Friday, January 2, 2009
I always host the New Year’s Eve party for one reason: I’m the only person in Indianapolis insane enough to encourage guests to throw trash bags full of confetti on my floor. And in my Christmas tree, under my couch cushions, on top of the light fixtures, down the toilets, around the dog’s cage, through the pool table, and hidden in our underwear.
Why? Because it’s fun.
OK, it was also fun to throw it off the balcony of the Embassy Suites in Chicago when we used to book rooms there, mainly because someone else would have to clean up the mess, but when the group got to big to transport everyone three hours away, I decided to suck it up and spend my first few hours of the new year getting personal with a sweeper.
For years, we handmade our confetti by whipping out a three-ring hole punch and asking the kids to go to town with construction paper during December. But for our 2009 bash, I had a truly lazy streak and sent those obnoxious orange, yelling yellow, neon pink, hot red, and glowing green sheets through the shredder in my office. Ten minutes = two trash bags of celebration.
Somehow, you know this isn’t going to end well, don’t you?
Well, we threw our confetti and then wallowed in it before wandering off to sing Paradise by the Dashboard Light on the karaoke machine. And when everyone left around 1:30 a.m., I started the familiar routine: First you broom sweep the paper pieces into piles you can pick up with a dustpan. Then you fire up the trusty Kenmore and start walking.
So I’m humming along when suddenly the sweeper began spitting paper back on the floor. I guess this happens when the bag is full … I’m no expert on this as I usually make the husband deal with anything technical, mechanical or logical. He took 10 minutes to change it out, and away I went again … still spitting paper back on the floor. He tinkered with it, and it spit paper back on the floor. We got out the central vac system, and the hose clogged two minutes into the process, refusing to suck the paper through the walls and into that bag. He was changing more bags while I stuck a knife into the hose, trying to break the log jam.
After an hour of this, Ron nonchalantly asked, “Where did you get this paper?” Where else? I stole it from his Toastmaster stash upstairs because it was pretty.

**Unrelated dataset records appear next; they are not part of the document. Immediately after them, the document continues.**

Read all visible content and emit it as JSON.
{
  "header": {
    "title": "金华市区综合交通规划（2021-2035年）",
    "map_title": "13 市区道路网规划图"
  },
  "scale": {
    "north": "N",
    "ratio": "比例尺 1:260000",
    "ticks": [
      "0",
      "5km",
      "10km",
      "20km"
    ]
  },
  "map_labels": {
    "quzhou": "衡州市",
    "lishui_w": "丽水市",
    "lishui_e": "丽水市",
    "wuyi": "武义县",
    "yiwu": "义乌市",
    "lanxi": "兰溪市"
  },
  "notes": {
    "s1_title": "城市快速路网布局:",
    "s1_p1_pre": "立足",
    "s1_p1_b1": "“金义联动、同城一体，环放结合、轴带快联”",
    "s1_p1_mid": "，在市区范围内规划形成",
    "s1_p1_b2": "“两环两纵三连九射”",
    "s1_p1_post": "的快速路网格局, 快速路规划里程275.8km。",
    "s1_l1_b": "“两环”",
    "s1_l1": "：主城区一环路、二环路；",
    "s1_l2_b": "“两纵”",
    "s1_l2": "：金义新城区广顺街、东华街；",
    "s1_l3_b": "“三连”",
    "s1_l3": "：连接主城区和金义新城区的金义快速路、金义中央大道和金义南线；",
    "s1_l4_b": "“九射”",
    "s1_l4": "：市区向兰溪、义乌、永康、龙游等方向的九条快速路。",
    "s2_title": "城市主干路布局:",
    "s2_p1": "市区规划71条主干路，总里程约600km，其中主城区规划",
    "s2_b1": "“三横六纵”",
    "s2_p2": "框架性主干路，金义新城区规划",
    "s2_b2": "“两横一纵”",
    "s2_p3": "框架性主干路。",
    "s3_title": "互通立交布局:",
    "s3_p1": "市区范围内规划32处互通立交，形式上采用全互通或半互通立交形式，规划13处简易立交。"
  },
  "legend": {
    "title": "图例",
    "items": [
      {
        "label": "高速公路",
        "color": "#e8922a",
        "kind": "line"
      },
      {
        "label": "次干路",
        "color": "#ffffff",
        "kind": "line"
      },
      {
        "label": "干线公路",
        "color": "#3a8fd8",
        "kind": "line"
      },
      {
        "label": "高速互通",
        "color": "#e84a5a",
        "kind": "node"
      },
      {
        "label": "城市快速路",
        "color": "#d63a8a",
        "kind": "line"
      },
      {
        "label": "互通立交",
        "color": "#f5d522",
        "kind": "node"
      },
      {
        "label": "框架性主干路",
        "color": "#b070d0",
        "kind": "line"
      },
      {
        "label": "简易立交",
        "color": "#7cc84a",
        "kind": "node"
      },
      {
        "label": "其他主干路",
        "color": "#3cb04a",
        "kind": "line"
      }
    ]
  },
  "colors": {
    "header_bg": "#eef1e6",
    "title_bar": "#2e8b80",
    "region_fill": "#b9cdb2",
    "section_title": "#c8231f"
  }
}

It was also 65-pound cardstock, or cement as sweepers know it. I blew the motor in the Kenmore and have most likely killed the 28-year-old central vac system.
All I cared about at that moment was the fact I still had half a floor full of paper no machine could tackle. Yep, 3 a.m. and I was looking at a hand job.
That’s not fun.